On Tuesday January 16th, MEPs voted in favour of an amendment to ban the use of electrical pulse fishing within EU waters.
The European Parliament was voting on new fisheries laws. Amongst measures redefining where and when fish can be caught, the minimum size of fish that may be caught was an amendment that fully banned the use of electric pulse fishing in EU waters. This practice relies on dragging electrically-charged lines just above the sea floor to drive fish up out of the seabed and into the net.
MEPs voted 402 to 232 in favour of the ban, while 40 abstained. This is a major blow for Dutch fishing companies, which have invested heavily in the technology. They claim it’s less damaging to marine ecosystems than traditional bottom trawling, in which the seabed is effectively ploughed in order to catch fish living there. Environmental groups, however, strongly disagree, saying that electric pulse fishing is cruel and could cause pain to fish and damage their habitats.

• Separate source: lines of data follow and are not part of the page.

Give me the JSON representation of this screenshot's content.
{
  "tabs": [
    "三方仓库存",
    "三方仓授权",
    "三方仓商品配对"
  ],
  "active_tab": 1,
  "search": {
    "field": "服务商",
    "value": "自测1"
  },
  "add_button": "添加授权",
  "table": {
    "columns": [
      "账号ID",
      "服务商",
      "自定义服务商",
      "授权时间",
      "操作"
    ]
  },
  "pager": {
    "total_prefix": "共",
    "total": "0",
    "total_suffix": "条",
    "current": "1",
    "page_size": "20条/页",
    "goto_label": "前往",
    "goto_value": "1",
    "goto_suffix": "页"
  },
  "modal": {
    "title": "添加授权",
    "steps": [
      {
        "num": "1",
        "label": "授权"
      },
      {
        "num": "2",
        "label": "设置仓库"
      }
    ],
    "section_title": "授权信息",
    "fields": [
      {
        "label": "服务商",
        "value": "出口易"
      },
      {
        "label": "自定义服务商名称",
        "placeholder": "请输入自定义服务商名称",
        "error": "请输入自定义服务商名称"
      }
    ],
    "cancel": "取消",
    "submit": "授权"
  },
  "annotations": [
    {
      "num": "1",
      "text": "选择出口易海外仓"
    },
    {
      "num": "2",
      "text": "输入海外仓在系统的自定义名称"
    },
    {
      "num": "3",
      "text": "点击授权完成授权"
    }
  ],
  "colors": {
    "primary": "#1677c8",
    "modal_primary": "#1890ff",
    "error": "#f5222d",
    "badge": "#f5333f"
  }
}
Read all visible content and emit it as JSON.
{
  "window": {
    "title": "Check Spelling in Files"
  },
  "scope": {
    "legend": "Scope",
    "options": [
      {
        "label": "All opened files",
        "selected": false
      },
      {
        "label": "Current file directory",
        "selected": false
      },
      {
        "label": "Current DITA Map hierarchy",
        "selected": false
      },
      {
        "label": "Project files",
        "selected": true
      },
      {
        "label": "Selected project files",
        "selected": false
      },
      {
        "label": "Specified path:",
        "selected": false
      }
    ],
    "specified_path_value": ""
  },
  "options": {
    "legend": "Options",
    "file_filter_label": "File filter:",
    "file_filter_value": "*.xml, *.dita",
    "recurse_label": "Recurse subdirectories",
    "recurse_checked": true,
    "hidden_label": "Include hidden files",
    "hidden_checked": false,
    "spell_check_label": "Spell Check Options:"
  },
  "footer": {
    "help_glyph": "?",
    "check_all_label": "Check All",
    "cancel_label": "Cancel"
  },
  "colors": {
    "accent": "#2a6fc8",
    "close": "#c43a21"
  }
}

“It is a wonderful victory against a terribly harmful kind of fishing,” commented Yannick Jadot, a French member of the Greens party. Green MEPs explain they backed the ban to ensure the conservation of fishery resources and the protection of marine ecosystems. According to Rebecca Hubbard, programme director of Our Fish, one group lobbying for the EU pulse fishing ban to be reinstated, “Pulse fishing is not proven to be better than bottom trawling in terms of ecological impacts. It just uses less fuel, so is more profitable for vessels.”
The controversial fishing technique is banned in much of the world. It was actually forbidden by the EU in 1998 but over the past decade, a number of exemptions have been granted for the North Sea, especially for the Dutch fishing fleet. EU rules allow member states to equip up to five percent of their fleets with electrodes. Before the vote, the European Commission proposed maintaining pulse fishing in the southern part of the North Sea but removing the five-percent limit.
This post is also available in: FR (FR)